Work item >> Everything in the records should be repeated exactly, down to the last character.

□ □ □ □ □

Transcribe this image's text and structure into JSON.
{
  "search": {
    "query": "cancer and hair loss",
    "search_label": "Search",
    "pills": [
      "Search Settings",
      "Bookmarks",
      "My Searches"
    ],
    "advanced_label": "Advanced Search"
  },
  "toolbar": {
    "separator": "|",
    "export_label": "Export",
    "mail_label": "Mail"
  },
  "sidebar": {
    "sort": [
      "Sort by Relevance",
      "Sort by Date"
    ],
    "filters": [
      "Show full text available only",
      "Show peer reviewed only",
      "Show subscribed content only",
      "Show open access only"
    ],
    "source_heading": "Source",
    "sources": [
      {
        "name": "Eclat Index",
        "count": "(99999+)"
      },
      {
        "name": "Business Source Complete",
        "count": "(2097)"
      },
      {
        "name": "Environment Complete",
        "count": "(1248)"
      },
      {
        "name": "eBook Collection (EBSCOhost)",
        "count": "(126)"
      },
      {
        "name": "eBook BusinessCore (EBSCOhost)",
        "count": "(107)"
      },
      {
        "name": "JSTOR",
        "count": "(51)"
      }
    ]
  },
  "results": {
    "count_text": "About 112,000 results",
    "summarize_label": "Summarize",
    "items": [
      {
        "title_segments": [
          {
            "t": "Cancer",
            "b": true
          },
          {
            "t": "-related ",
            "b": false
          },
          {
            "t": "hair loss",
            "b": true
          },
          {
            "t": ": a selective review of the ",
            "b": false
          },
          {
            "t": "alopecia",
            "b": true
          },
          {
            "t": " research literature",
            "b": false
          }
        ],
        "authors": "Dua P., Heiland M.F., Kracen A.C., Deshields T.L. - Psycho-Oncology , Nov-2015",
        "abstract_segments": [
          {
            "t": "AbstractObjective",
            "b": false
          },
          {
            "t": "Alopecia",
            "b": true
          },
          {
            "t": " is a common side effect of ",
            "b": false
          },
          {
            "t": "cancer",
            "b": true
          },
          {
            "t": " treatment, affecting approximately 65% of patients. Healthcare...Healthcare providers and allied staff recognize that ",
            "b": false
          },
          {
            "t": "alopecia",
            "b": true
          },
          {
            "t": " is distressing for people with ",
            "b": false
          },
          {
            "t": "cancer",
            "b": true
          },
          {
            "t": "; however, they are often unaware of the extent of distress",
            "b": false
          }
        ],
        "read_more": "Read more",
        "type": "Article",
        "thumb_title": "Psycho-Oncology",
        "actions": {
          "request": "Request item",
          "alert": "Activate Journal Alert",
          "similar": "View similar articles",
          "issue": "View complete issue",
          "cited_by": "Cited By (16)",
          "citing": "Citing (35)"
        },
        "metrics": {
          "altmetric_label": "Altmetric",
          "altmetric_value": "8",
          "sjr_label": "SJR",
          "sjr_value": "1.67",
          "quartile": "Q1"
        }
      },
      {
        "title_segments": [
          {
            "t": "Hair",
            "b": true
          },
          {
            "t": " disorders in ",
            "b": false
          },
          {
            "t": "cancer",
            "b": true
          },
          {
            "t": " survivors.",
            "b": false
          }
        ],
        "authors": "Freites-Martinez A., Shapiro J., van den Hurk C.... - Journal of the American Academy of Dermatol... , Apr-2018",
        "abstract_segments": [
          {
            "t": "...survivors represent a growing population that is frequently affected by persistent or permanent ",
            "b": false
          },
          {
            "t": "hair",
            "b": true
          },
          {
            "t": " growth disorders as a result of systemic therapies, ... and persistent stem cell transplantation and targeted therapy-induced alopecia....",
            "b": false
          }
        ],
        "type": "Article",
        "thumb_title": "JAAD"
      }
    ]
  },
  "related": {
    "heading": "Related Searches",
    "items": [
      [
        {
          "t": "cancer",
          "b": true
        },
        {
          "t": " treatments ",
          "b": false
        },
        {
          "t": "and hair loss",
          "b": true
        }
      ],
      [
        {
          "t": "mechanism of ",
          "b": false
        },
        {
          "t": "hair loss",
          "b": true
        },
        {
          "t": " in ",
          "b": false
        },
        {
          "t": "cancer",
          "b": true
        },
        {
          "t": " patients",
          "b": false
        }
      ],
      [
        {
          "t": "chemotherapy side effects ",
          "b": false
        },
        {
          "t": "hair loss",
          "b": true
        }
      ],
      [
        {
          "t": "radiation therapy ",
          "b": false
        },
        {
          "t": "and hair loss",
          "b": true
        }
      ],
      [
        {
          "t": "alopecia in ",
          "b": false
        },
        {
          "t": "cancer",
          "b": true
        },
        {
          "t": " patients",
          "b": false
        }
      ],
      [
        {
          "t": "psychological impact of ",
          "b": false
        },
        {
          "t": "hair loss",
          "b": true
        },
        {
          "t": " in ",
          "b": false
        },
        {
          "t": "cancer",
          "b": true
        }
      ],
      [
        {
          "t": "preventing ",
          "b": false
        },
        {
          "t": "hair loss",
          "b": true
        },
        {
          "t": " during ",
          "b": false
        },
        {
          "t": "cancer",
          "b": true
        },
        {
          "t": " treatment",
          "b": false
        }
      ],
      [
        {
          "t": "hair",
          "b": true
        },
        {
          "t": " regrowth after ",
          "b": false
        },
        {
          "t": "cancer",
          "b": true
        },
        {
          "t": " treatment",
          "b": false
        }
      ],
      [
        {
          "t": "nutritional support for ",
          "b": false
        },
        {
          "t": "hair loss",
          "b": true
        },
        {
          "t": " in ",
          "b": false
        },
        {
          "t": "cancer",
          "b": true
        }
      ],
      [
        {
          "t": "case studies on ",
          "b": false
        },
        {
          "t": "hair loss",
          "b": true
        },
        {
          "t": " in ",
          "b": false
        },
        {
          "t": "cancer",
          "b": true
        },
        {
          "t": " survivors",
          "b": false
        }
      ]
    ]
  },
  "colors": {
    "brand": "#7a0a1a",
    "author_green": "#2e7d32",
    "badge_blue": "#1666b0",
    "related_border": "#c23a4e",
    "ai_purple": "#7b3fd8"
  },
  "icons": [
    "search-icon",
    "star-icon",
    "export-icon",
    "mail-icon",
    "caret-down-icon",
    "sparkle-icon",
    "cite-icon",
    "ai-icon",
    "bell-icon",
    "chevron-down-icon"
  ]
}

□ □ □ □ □

Expected output >>
Transcribe this image's text and structure into JSON.
{
  "search": {
    "query": "cancer and hair loss",
    "search_label": "Search",
    "pills": [
      "Search Settings",
      "Bookmarks",
      "My Searches"
    ],
    "advanced_label": "Advanced Search"
  },
  "toolbar": {
    "separator": "|",
    "export_label": "Export",
    "mail_label": "Mail"
  },
  "sidebar": {
    "sort": [
      "Sort by Relevance",
      "Sort by Date"
    ],
    "filters": [
      "Show full text available only",
      "Show peer reviewed only",
      "Show subscribed content only",
      "Show open access only"
    ],
    "source_heading": "Source",
    "sources": [
      {
        "name": "Eclat Index",
        "count": "(99999+)"
      },
      {
        "name": "Business Source Complete",
        "count": "(2097)"
      },
      {
        "name": "Environment Complete",
        "count": "(1248)"
      },
      {
        "name": "eBook Collection (EBSCOhost)",
        "count": "(126)"
      },
      {
        "name": "eBook BusinessCore (EBSCOhost)",
        "count": "(107)"
      },
      {
        "name": "JSTOR",
        "count": "(51)"
      }
    ]
  },
  "results": {
    "count_text": "About 112,000 results",
    "summarize_label": "Summarize",
    "items": [
      {
        "title_segments": [
          {
            "t": "Cancer",
            "b": true
          },
          {
            "t": "-related ",
            "b": false
          },
          {
            "t": "hair loss",
            "b": true
          },
          {
            "t": ": a selective review of the ",
            "b": false
          },
          {
            "t": "alopecia",
            "b": true
          },
          {
            "t": " research literature",
            "b": false
          }
        ],
        "authors": "Dua P., Heiland M.F., Kracen A.C., Deshields T.L. - Psycho-Oncology , Nov-2015",
        "abstract_segments": [
          {
            "t": "AbstractObjective",
            "b": false
          },
          {
            "t": "Alopecia",
            "b": true
          },
          {
            "t": " is a common side effect of ",
            "b": false
          },
          {
            "t": "cancer",
            "b": true
          },
          {
            "t": " treatment, affecting approximately 65% of patients. Healthcare...Healthcare providers and allied staff recognize that ",
            "b": false
          },
          {
            "t": "alopecia",
            "b": true
          },
          {
            "t": " is distressing for people with ",
            "b": false
          },
          {
            "t": "cancer",
            "b": true
          },
          {
            "t": "; however, they are often unaware of the extent of distress",
            "b": false
          }
        ],
        "read_more": "Read more",
        "type": "Article",
        "thumb_title": "Psycho-Oncology",
        "actions": {
          "request": "Request item",
          "alert": "Activate Journal Alert",
          "similar": "View similar articles",
          "issue": "View complete issue",
          "cited_by": "Cited By (16)",
          "citing": "Citing (35)"
        },
        "metrics": {
          "altmetric_label": "Altmetric",
          "altmetric_value": "8",
          "sjr_label": "SJR",
          "sjr_value": "1.67",
          "quartile": "Q1"
        }
      },
      {
        "title_segments": [
          {
            "t": "Hair",
            "b": true
          },
          {
            "t": " disorders in ",
            "b": false
          },
          {
            "t": "cancer",
            "b": true
          },
          {
            "t": " survivors.",
            "b": false
          }
        ],
        "authors": "Freites-Martinez A., Shapiro J., van den Hurk C.... - Journal of the American Academy of Dermatol... , Apr-2018",
        "abstract_segments": [
          {
            "t": "...survivors represent a growing population that is frequently affected by persistent or permanent ",
            "b": false
          },
          {
            "t": "hair",
            "b": true
          },
          {
            "t": " growth disorders as a result of systemic therapies, ... and persistent stem cell transplantation and targeted therapy-induced alopecia....",
            "b": false
          }
        ],
        "type": "Article",
        "thumb_title": "JAAD"
      }
    ]
  },
  "related": {
    "heading": "Related Searches",
    "items": [
      [
        {
          "t": "cancer",
          "b": true
        },
        {
          "t": " treatments ",
          "b": false
        },
        {
          "t": "and hair loss",
          "b": true
        }
      ],
      [
        {
          "t": "mechanism of ",
          "b": false
        },
        {
          "t": "hair loss",
          "b": true
        },
        {
          "t": " in ",
          "b": false
        },
        {
          "t": "cancer",
          "b": true
        },
        {
          "t": " patients",
          "b": false
        }
      ],
      [
        {
          "t": "chemotherapy side effects ",
          "b": false
        },
        {
          "t": "hair loss",
          "b": true
        }
      ],
      [
        {
          "t": "radiation therapy ",
          "b": false
        },
        {
          "t": "and hair loss",
          "b": true
        }
      ],
      [
        {
          "t": "alopecia in ",
          "b": false
        },
        {
          "t": "cancer",
          "b": true
        },
        {
          "t": " patients",
          "b": false
        }
      ],
      [
        {
          "t": "psychological impact of ",
          "b": false
        },
        {
          "t": "hair loss",
          "b": true
        },
        {
          "t": " in ",
          "b": false
        },
        {
          "t": "cancer",
          "b": true
        }
      ],
      [
        {
          "t": "preventing ",
          "b": false
        },
        {
          "t": "hair loss",
          "b": true
        },
        {
          "t": " during ",
          "b": false
        },
        {
          "t": "cancer",
          "b": true
        },
        {
          "t": " treatment",
          "b": false
        }
      ],
      [
        {
          "t": "hair",
          "b": true
        },
        {
          "t": " regrowth after ",
          "b": false
        },
        {
          "t": "cancer",
          "b": true
        },
        {
          "t": " treatment",
          "b": false
        }
      ],
      [
        {
          "t": "nutritional support for ",
          "b": false
        },
        {
          "t": "hair loss",
          "b": true
        },
        {
          "t": " in ",
          "b": false
        },
        {
          "t": "cancer",
          "b": true
        }
      ],
      [
        {
          "t": "case studies on ",
          "b": false
        },
        {
          "t": "hair loss",
          "b": true
        },
        {
          "t": " in ",
          "b": false
        },
        {
          "t": "cancer",
          "b": true
        },
        {
          "t": " survivors",
          "b": false
        }
      ]
    ]
  },
  "colors": {
    "brand": "#7a0a1a",
    "author_green": "#2e7d32",
    "badge_blue": "#1666b0",
    "related_border": "#c23a4e",
    "ai_purple": "#7b3fd8"
  },
  "icons": [
    "search-icon",
    "star-icon",
    "export-icon",
    "mail-icon",
    "caret-down-icon",
    "sparkle-icon",
    "cite-icon",
    "ai-icon",
    "bell-icon",
    "chevron-down-icon"
  ]
}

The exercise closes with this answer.